I cannot begin to thank those of you who sent me personal emails this past couple of weeks relating stories about your own experiences with the death of parents or grandparents or other loved ones; your encouragement and your advice has really helped me. After two weeks in Florida, I went home last Saturday. But then I wasn't sure why I hadn't stayed. So after a Monday of deep thinking (and reflecting on a lot of your messages which told me "You'll know the right thing to do", "Just follow your heart") at 3:30 am on Tuesday I got up and made a reservation to fly back to Florida that morning and have been here since. This guy, my old man, is a tough cookie. He won't let go and while at times he looks like he's ready to cash it in, he'll come out with something that shows that his sense of humor, somehow, still exists! But he's not having any fun and while he is at home, he has no quality of life. We knew we needed to help him let go, to give him permission to let go and to make sure he knew that those of us who he would be leaving behind in this world will be all right. The hospice package includes a difficult but wonderful section called "Preparing for Approaching Death." I'd never known any of this stuff before and it has been very helpful for us although it doesn't make it any easier. For the most part, my dad sleeps a lot and really can't form words. I'd heard about dying with dignity but this is the first time I've been this close to it; my mother died in 1992 in a hospice of aggressive (is there any other kind?) of brain cancer and she went quickly at age 68 but even near the end, when my father, from whom she had been divorced from and hadn't seen in many years walked into the room, I heard her say, "I haven't seen you in a long time; let me mix you a drink." This was remarkable as she was pretty much out of it by then. The power of the mind and spirit is just plain amazing. So, thanks again for holding me up during this; you guys are very special to me.

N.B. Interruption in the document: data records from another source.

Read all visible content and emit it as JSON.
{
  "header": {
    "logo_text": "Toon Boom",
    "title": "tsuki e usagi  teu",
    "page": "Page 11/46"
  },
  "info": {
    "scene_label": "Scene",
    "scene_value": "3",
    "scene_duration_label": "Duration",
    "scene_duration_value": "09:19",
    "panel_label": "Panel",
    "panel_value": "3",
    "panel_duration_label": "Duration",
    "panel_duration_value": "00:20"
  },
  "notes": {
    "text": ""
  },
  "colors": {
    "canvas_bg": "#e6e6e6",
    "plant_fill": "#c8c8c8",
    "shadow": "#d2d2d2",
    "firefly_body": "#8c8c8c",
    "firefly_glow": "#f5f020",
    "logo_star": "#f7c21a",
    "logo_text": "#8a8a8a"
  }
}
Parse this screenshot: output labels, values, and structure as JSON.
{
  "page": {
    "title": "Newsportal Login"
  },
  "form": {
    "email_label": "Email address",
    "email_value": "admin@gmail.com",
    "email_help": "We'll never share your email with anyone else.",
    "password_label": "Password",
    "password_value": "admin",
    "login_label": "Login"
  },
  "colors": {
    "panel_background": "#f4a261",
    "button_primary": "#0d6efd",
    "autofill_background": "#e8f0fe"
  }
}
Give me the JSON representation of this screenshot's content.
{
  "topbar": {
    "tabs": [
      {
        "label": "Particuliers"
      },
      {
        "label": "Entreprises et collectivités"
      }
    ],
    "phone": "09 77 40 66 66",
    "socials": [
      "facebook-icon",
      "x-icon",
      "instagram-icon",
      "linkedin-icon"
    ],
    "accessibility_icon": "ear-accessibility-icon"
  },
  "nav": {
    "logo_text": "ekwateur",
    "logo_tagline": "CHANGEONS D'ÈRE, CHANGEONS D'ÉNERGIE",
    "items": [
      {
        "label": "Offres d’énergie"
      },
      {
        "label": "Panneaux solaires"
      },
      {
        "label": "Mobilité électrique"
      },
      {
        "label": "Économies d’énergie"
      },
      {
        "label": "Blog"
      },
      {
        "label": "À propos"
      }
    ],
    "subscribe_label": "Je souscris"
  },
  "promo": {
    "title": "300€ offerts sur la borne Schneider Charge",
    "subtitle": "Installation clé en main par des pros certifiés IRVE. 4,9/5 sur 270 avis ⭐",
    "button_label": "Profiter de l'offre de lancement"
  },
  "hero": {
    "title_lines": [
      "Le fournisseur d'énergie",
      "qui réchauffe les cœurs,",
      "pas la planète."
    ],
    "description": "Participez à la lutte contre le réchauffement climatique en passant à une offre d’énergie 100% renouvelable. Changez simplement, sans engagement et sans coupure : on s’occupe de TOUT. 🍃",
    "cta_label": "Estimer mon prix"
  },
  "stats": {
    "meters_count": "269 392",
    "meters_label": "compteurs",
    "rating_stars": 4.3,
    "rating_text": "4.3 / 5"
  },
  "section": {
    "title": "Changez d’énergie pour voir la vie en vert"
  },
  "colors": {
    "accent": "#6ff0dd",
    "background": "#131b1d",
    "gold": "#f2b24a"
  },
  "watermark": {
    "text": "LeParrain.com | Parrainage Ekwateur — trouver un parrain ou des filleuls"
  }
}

RCA released it's Real Estate Capital Trends report for November yesterday which features "Hundreds of Active Lenders for Commercial Real Estate." Subscribers can probe deeply into the data which includes an analysis of more than 1,250 commercial mortgages originated in 2009. With permission of RCA, here are some extracts from their strategic summary:
1. While financing for property remains scarce, there are hundreds of active lenders albeit at terms far more conservative and expensive than before.
2. A full half of the properties were financed by regional and local banks.
3. The "too-big-to-fail banks" originated approximately 20% of CRE loans by volume and 14% by number.
4. For larger deals and higher LTV loans, international banks have become the primary financing source.
5. Although their share of the market is roughly double that averaged in 2006 and 2007, insurance companies have accounted for 13% of CRE lending by volume and 6% by number.
So, there is money out there but buyers will need to accept that things have changed, or perhaps just gone back to a time of more real-ism. Given that money is made on the buy, those who want to get into or back into the game need to make sure that their analysis, their discounted cash flows, their expectations of leasing or lease renewal (or rental) are as realistic, and I'd say conservative, as possible. I don't believe that lenders are going to fool themeselves again (at least not right now). And, given the amount of scrutiny (vs. pressure to put money out), they are more inclined to walk away from making a loan than risking either getting fooled by a borrower (formerly known as 'the customer') or by the market, economy or what have you. However, real estate has always been and will always be a great long-term investment. For those that are in a position to think long-term, this is the time of your lives (and those of future generations).
Photo: Ormond Beach, Florida ("Take a right at the ocean and go straight until night.")
These are my views and not that of my employer.